On Wed, Jan 21, 2009 at 3:24 PM, Erik Moeller <erik(a)wikimedia.org> wrote:
Whether you draw the distinction between
print or non-print, or between "online" and "offline", is always
somewhat arbitrary, as content can change from one state to another
very easily. (A file downloaded to your harddisk becomes an offline
copy; so does an email attachment.)
How is it arbitrary? A file downloaded to your harddisk becomes an offline
copy. There's nothing at all arbitrary about that.
If you're trying to imply that someone creating such a copy is thereby
breaking the law, then you're being quite disingenuous. Whether it's fair
dealing or fair use or legal precedent or whatever, it's clear that a court
of law in any reasonable jurisdiction is going to excuse such incidental
Besides, in most any jurisdiction other than US (as well as under the Berne
Convention), the right to attribution is inalienable and not covered by
copyright law or licenses anyway.
A licensing regime that relies on
such arbitrary transformations of attribution is fundamentally
unworkable for re-users.
It's not at all arbitrary. The difference between attribution being a click
away and attribution being provided over a completely different medium which
may or may not be available is quite clear. It's also unclear how it's
unworkable. Static Wikipedia has provided author lists for quite a while,
and that's without much thought at all being put into culling down the

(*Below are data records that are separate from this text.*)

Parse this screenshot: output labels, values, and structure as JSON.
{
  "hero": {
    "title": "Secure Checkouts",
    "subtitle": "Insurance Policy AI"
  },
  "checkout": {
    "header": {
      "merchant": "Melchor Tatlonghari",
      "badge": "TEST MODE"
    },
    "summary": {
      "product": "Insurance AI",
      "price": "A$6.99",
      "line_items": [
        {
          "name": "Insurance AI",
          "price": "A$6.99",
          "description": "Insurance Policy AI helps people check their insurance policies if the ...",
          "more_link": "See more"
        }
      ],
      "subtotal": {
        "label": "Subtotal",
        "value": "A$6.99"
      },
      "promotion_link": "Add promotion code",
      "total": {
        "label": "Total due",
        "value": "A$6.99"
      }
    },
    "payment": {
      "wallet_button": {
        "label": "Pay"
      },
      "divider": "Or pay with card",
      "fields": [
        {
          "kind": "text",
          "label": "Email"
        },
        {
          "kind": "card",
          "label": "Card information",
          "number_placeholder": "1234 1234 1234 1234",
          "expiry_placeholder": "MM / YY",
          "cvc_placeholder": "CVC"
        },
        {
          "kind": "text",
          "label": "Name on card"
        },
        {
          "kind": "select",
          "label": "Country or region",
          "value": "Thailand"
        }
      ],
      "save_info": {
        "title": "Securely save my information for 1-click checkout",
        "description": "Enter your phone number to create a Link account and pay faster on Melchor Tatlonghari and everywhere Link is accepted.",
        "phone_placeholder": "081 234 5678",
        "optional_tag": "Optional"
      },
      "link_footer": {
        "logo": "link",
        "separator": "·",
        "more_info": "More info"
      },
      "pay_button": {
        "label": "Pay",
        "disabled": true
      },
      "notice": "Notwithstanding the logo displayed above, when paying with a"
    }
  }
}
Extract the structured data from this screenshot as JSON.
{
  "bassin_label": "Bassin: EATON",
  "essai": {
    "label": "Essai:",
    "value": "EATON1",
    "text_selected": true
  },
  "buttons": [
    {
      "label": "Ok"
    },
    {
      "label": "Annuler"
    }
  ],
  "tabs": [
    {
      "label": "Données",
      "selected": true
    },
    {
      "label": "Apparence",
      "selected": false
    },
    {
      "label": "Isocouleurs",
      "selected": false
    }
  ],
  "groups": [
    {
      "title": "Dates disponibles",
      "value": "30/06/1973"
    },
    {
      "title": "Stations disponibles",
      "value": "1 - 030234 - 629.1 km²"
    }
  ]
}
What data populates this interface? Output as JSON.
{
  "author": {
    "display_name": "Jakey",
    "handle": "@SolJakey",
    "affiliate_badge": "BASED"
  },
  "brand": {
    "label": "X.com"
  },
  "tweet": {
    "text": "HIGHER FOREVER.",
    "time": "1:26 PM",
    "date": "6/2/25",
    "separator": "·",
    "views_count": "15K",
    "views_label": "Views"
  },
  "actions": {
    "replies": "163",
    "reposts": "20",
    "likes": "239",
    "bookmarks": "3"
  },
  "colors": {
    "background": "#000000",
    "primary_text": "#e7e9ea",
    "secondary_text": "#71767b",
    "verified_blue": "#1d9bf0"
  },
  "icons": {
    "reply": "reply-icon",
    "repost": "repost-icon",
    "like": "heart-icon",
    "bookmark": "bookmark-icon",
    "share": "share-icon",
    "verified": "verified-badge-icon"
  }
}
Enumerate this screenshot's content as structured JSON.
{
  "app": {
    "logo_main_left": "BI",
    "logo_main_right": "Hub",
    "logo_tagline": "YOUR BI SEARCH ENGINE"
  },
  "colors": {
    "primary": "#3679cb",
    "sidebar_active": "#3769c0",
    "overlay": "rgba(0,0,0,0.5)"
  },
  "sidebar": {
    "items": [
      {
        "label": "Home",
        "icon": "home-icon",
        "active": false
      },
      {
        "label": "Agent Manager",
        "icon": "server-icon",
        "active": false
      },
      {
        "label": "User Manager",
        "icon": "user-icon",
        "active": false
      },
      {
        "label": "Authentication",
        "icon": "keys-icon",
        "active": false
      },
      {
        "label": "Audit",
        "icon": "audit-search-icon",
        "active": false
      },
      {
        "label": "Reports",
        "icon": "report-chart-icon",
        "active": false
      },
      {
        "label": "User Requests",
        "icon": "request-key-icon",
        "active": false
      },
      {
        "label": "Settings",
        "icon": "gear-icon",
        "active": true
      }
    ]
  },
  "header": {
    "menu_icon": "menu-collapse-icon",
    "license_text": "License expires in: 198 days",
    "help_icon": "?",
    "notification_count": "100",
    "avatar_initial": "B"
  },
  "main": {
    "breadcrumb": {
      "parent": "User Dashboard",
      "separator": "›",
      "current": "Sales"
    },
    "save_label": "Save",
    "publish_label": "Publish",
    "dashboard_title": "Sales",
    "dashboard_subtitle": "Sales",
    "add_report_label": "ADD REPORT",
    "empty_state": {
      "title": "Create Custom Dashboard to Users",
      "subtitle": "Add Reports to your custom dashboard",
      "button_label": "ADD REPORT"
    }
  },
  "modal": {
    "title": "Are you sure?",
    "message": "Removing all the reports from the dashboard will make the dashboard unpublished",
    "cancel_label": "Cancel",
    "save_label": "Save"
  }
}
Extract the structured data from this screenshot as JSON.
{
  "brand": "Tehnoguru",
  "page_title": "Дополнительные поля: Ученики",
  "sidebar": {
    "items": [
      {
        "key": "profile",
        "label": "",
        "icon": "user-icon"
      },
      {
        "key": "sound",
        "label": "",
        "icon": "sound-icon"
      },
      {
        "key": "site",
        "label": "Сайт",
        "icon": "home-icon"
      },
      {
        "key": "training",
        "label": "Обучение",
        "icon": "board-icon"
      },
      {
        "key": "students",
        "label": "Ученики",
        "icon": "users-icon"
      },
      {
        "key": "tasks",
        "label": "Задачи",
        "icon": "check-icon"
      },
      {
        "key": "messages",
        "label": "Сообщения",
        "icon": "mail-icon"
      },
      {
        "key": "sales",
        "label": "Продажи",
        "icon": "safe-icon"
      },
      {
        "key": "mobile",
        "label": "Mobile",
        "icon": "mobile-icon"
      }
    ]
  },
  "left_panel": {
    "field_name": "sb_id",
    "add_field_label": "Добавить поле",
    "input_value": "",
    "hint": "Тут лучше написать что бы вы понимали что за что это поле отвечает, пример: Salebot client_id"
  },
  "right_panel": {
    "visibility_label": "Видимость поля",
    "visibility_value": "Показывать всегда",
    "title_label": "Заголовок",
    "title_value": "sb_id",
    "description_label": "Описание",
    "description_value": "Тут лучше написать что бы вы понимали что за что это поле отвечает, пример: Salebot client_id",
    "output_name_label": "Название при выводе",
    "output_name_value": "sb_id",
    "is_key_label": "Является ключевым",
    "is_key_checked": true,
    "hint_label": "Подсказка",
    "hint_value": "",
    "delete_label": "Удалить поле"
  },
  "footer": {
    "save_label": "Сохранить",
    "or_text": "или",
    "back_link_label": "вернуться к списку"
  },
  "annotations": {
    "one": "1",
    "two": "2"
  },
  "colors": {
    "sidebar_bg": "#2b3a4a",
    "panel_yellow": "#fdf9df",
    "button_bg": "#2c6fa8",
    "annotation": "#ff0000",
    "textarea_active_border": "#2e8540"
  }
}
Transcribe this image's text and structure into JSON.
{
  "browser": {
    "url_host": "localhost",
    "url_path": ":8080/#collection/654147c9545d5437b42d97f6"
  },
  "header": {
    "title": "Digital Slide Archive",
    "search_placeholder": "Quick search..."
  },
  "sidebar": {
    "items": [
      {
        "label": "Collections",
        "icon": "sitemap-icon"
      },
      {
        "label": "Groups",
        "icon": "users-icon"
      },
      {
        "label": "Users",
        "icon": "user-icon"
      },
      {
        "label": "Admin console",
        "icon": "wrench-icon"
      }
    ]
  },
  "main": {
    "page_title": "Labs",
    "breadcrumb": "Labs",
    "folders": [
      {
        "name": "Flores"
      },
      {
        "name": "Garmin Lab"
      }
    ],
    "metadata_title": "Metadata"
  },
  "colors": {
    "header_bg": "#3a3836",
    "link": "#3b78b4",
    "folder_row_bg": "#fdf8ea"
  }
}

authors. It's only if you invent some convoluted scenarios involving
T-shirts or postcards that it becomes unworkable.